This is the first bed I planted, but the second planting phase hasn’t been so successful. And we’ve had a few messages from people saying the same thing – their brassicas ravaged by slugs – so incredibly disheartening.
I had got a bit slack with the yeast traps which I find are the most effective, so lately I’ve been back at it, making sure the containers are constantly cleaned out and filled up with a fresh brew (1 teaspoon white sugar and 1 teaspoon dried yeast mixed in 1 cup warm water – wait 10 minutes till it froths on the top). I always thought there was an infinite source of slugs, but was delighted to learn a few years back from Rob that you could eliminate them by just keeping at it.
I’m also experimenting by making a cloche out of used milk and juice bottles, cutting the bottom off them (recycle the lid). I have a red cabbage survivor and a cauliflower survivor with ‘cloches’ on them, having the double effect of keeping slugs away and adding a bit of extra warmth.

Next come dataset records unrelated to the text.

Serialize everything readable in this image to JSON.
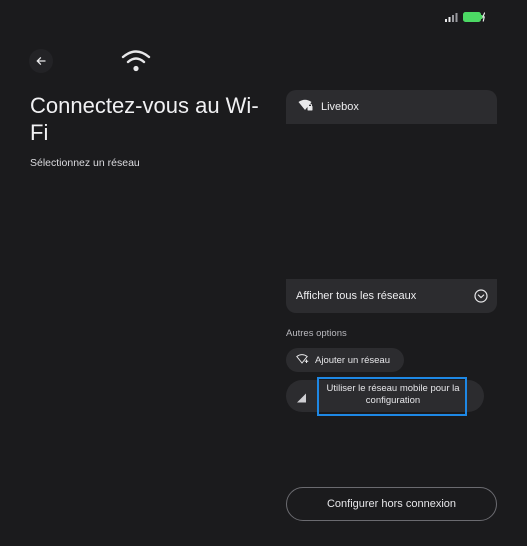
{
  "status_bar": {
    "signal_icon": "cell-signal-icon",
    "battery_icon": "battery-charging-icon",
    "battery_color": "#4cd964"
  },
  "header": {
    "back_icon": "arrow-left-icon",
    "wifi_icon": "wifi-icon"
  },
  "page": {
    "title": "Connectez-vous au Wi-Fi",
    "subtitle": "Sélectionnez un réseau"
  },
  "networks": [
    {
      "name": "Livebox",
      "icon": "wifi-locked-icon"
    }
  ],
  "show_all": {
    "label": "Afficher tous les réseaux",
    "icon": "chevron-down-circle-icon"
  },
  "other_options": {
    "label": "Autres options",
    "add_network": {
      "label": "Ajouter un réseau",
      "icon": "wifi-add-icon"
    },
    "mobile_network": {
      "label": "Utiliser le réseau mobile pour la configuration",
      "icon": "cell-signal-icon"
    }
  },
  "footer": {
    "offline_label": "Configurer hors connexion"
  },
  "colors": {
    "background": "#1b1b1d",
    "card": "#2c2c2f",
    "highlight": "#1e88e5"
  }
}
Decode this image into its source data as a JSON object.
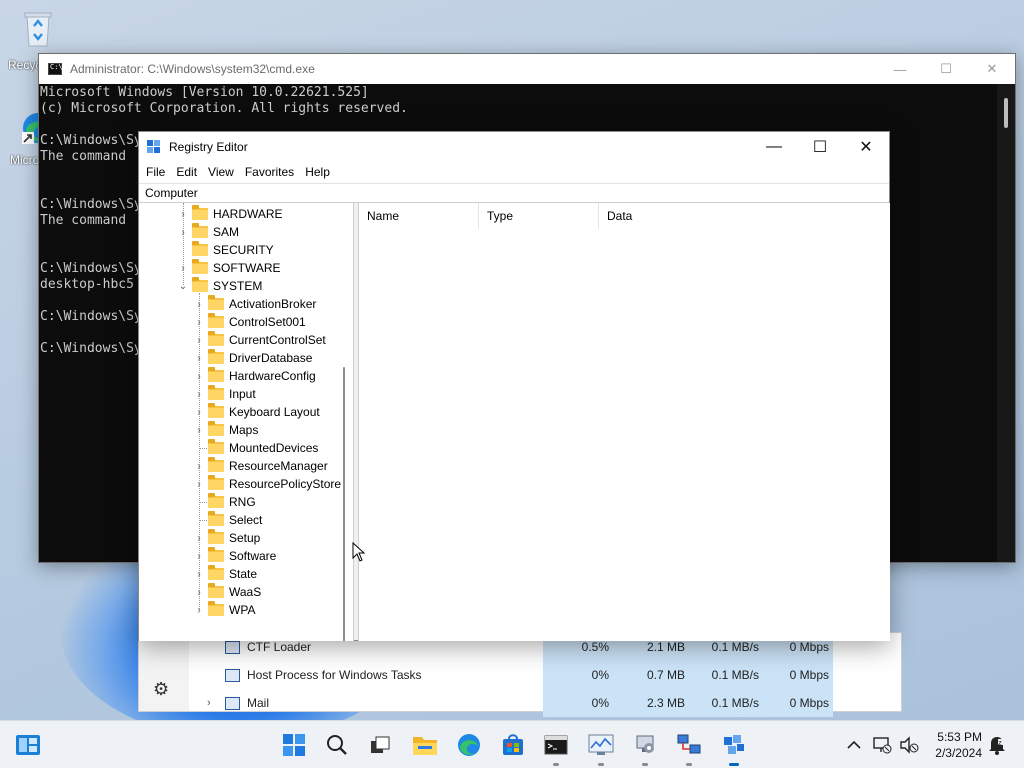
{
  "desktop": {
    "icons": [
      {
        "label": "Recycle Bin",
        "icon": "recycle-bin-icon"
      },
      {
        "label": "Microsoft Edge",
        "icon": "edge-icon"
      }
    ]
  },
  "cmd": {
    "title": "Administrator: C:\\Windows\\system32\\cmd.exe",
    "lines": [
      "Microsoft Windows [Version 10.0.22621.525]",
      "(c) Microsoft Corporation. All rights reserved.",
      "",
      "C:\\Windows\\Sy",
      "The command ",
      "",
      "",
      "C:\\Windows\\Sy",
      "The command ",
      "",
      "",
      "C:\\Windows\\Sy",
      "desktop-hbc5",
      "",
      "C:\\Windows\\Sy",
      "",
      "C:\\Windows\\Sy"
    ],
    "buttons": {
      "minimize": "—",
      "maximize": "☐",
      "close": "✕"
    }
  },
  "regedit": {
    "title": "Registry Editor",
    "menu": [
      "File",
      "Edit",
      "View",
      "Favorites",
      "Help"
    ],
    "address": "Computer",
    "tree_top": [
      {
        "label": "HARDWARE",
        "expander": "›"
      },
      {
        "label": "SAM",
        "expander": "›"
      },
      {
        "label": "SECURITY",
        "expander": ""
      },
      {
        "label": "SOFTWARE",
        "expander": "›"
      },
      {
        "label": "SYSTEM",
        "expander": "⌄"
      }
    ],
    "tree_system_children": [
      {
        "label": "ActivationBroker",
        "expander": "›"
      },
      {
        "label": "ControlSet001",
        "expander": "›"
      },
      {
        "label": "CurrentControlSet",
        "expander": "›"
      },
      {
        "label": "DriverDatabase",
        "expander": "›"
      },
      {
        "label": "HardwareConfig",
        "expander": "›"
      },
      {
        "label": "Input",
        "expander": "›"
      },
      {
        "label": "Keyboard Layout",
        "expander": "›"
      },
      {
        "label": "Maps",
        "expander": "›"
      },
      {
        "label": "MountedDevices",
        "expander": ""
      },
      {
        "label": "ResourceManager",
        "expander": "›"
      },
      {
        "label": "ResourcePolicyStore",
        "expander": "›"
      },
      {
        "label": "RNG",
        "expander": ""
      },
      {
        "label": "Select",
        "expander": ""
      },
      {
        "label": "Setup",
        "expander": "›"
      },
      {
        "label": "Software",
        "expander": "›"
      },
      {
        "label": "State",
        "expander": "›"
      },
      {
        "label": "WaaS",
        "expander": "›"
      },
      {
        "label": "WPA",
        "expander": "›"
      }
    ],
    "columns": [
      "Name",
      "Type",
      "Data"
    ],
    "buttons": {
      "minimize": "—",
      "maximize": "☐",
      "close": "✕"
    }
  },
  "taskmgr": {
    "rows": [
      {
        "name": "CTF Loader",
        "cpu": "0.5%",
        "memory": "2.1 MB",
        "disk": "0.1 MB/s",
        "network": "0 Mbps",
        "expander": ""
      },
      {
        "name": "Host Process for Windows Tasks",
        "cpu": "0%",
        "memory": "0.7 MB",
        "disk": "0.1 MB/s",
        "network": "0 Mbps",
        "expander": ""
      },
      {
        "name": "Mail",
        "cpu": "0%",
        "memory": "2.3 MB",
        "disk": "0.1 MB/s",
        "network": "0 Mbps",
        "expander": "›"
      }
    ],
    "settings_icon": "gear-icon"
  },
  "taskbar": {
    "apps": [
      "start-icon",
      "search-icon",
      "task-view-icon",
      "file-explorer-icon",
      "edge-icon",
      "store-icon",
      "terminal-icon",
      "performance-monitor-icon",
      "computer-management-icon",
      "network-icon",
      "registry-editor-icon"
    ],
    "time": "5:53 PM",
    "date": "2/3/2024",
    "accent": "#0067c0"
  }
}
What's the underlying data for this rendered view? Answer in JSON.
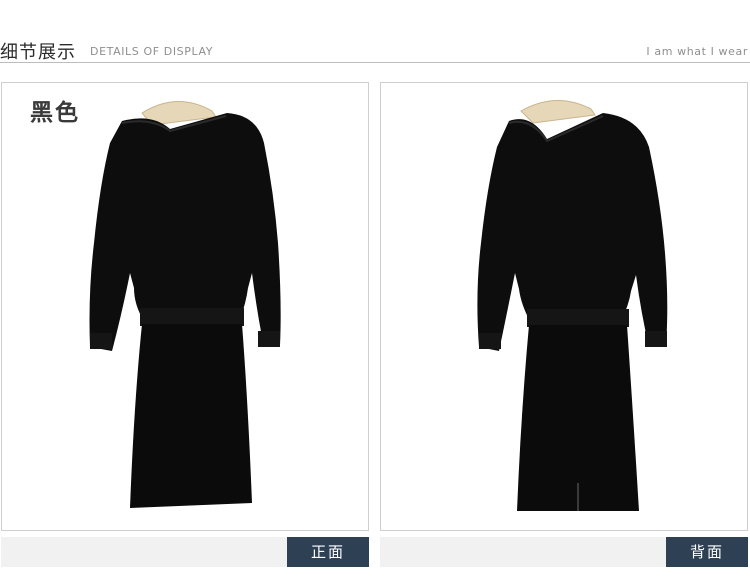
{
  "header": {
    "title_cn": "细节展示",
    "title_en": "DETAILS OF DISPLAY",
    "tagline": "I am what I wear"
  },
  "product": {
    "color_label": "黑色",
    "garment_color": "#0d0d0d",
    "hanger_color": "#e6d7b8"
  },
  "views": {
    "front_label": "正面",
    "back_label": "背面"
  },
  "colors": {
    "button_bg": "#2d4054",
    "strip_bg": "#f1f1f1"
  }
}
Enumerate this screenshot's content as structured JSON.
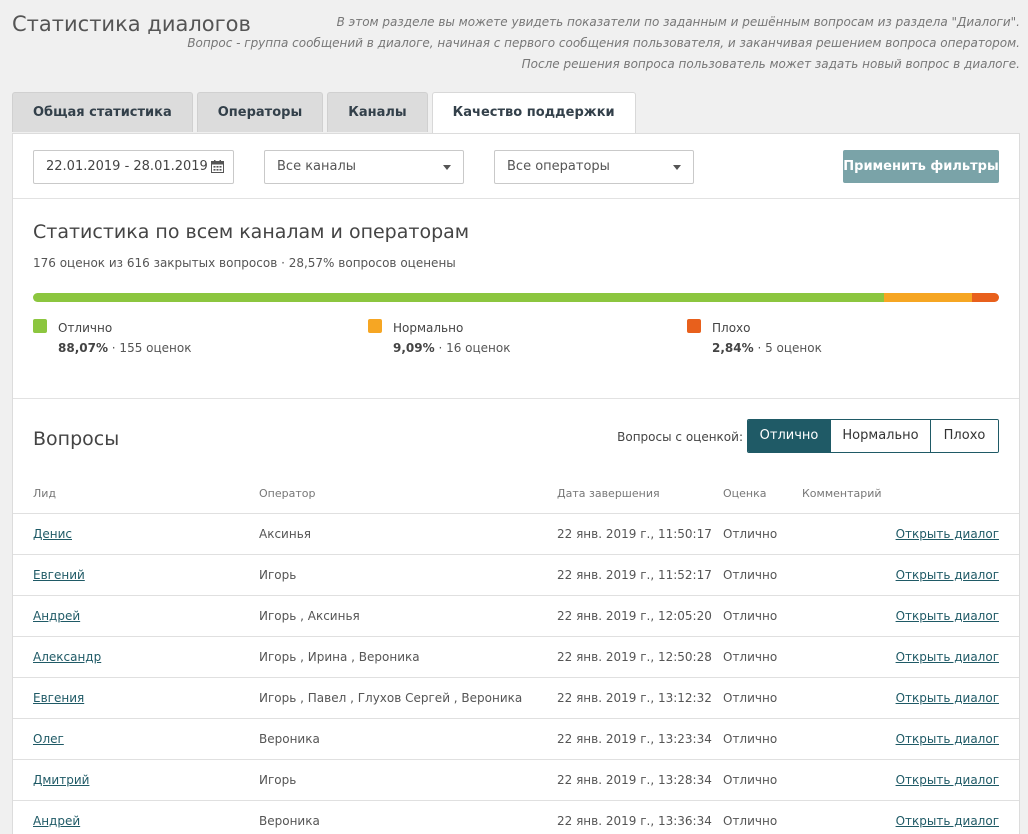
{
  "page": {
    "title": "Статистика диалогов",
    "description": [
      "В этом разделе вы можете увидеть показатели по заданным и решённым вопросам из раздела \"Диалоги\".",
      "Вопрос - группа сообщений в диалоге, начиная с первого сообщения пользователя, и заканчивая решением вопроса оператором.",
      "После решения вопроса пользователь может задать новый вопрос в диалоге."
    ]
  },
  "tabs": [
    {
      "label": "Общая статистика",
      "active": false
    },
    {
      "label": "Операторы",
      "active": false
    },
    {
      "label": "Каналы",
      "active": false
    },
    {
      "label": "Качество поддержки",
      "active": true
    }
  ],
  "filters": {
    "date_range": "22.01.2019 - 28.01.2019",
    "channels": "Все каналы",
    "operators": "Все операторы",
    "apply_label": "Применить фильтры"
  },
  "stats": {
    "title": "Статистика по всем каналам и операторам",
    "subtitle": "176 оценок из 616 закрытых вопросов · 28,57% вопросов оценены",
    "ratings": [
      {
        "label": "Отлично",
        "percent": "88,07%",
        "count": " · 155 оценок",
        "share": 88.07,
        "color": "#8cc63f"
      },
      {
        "label": "Нормально",
        "percent": "9,09%",
        "count": " · 16 оценок",
        "share": 9.09,
        "color": "#f6a623"
      },
      {
        "label": "Плохо",
        "percent": "2,84%",
        "count": " · 5 оценок",
        "share": 2.84,
        "color": "#e8601c"
      }
    ]
  },
  "questions": {
    "title": "Вопросы",
    "filter_label": "Вопросы с оценкой:",
    "filter_options": [
      {
        "label": "Отлично",
        "active": true
      },
      {
        "label": "Нормально",
        "active": false
      },
      {
        "label": "Плохо",
        "active": false
      }
    ],
    "columns": {
      "lead": "Лид",
      "operator": "Оператор",
      "date": "Дата завершения",
      "rating": "Оценка",
      "comment": "Комментарий"
    },
    "open_label": "Открыть диалог",
    "rows": [
      {
        "lead": "Денис",
        "operator": "Аксинья",
        "date": "22 янв. 2019 г., 11:50:17",
        "rating": "Отлично",
        "comment": ""
      },
      {
        "lead": "Евгений",
        "operator": "Игорь",
        "date": "22 янв. 2019 г., 11:52:17",
        "rating": "Отлично",
        "comment": ""
      },
      {
        "lead": "Андрей",
        "operator": "Игорь , Аксинья",
        "date": "22 янв. 2019 г., 12:05:20",
        "rating": "Отлично",
        "comment": ""
      },
      {
        "lead": "Александр",
        "operator": "Игорь , Ирина , Вероника",
        "date": "22 янв. 2019 г., 12:50:28",
        "rating": "Отлично",
        "comment": ""
      },
      {
        "lead": "Евгения",
        "operator": "Игорь , Павел , Глухов Сергей , Вероника",
        "date": "22 янв. 2019 г., 13:12:32",
        "rating": "Отлично",
        "comment": ""
      },
      {
        "lead": "Олег",
        "operator": "Вероника",
        "date": "22 янв. 2019 г., 13:23:34",
        "rating": "Отлично",
        "comment": ""
      },
      {
        "lead": "Дмитрий",
        "operator": "Игорь",
        "date": "22 янв. 2019 г., 13:28:34",
        "rating": "Отлично",
        "comment": ""
      },
      {
        "lead": "Андрей",
        "operator": "Вероника",
        "date": "22 янв. 2019 г., 13:36:34",
        "rating": "Отлично",
        "comment": ""
      }
    ]
  }
}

There’s two weeks between this little red cabbage survivor and how it is today (the second pic). Not remarkable but better than no red cabbage seedling.
The other disappointment is no heading broccoli. After consulting the oracle again, I’ve learned that the type of heading broccoli seed I planted is not really a heading broccoli, so those plants have gone the way of the broccoletti (recycled!). Very belatedly, I am now germinating (even though I know I said it’s not growing time right now) the right kind of heading broccoli for our climate, which is called ‘Marathon’, along with the right kind of sprouting broccoli called ‘Tasty Stems’ (see last month’s story about broccoletti.) and finally we may be able to produce some. This is hubby’s favourite vegetable and I didn’t let him buy any during the summer (because it’s a winter vegetable), promising an abundance of broccoli in the winter, and now this!!
I had hoped to have asparagus crowns in by now, but it seems we’ll have to wait till August. Delay probably due to COVID. There are modern cultivars available now, but I’m waiting till the heirloom variety ‘Mary Washington’ is available.
Other than that, I’ve just popped some sweet pea seed in to cover a couple of our screens in the spring. Next time I hope to show you them flowering, along with the viola in the allium beds and the calendula. The only flowers the bees have for food in our garden right now is the flower head on our rhubarb. The flower is not good for the plant, but I’m leaving it there till our flower flowers bloom.
In the meantime, happy August gardening! Shoots on the grape vine…
From Jan, Rob and the Team at OEG!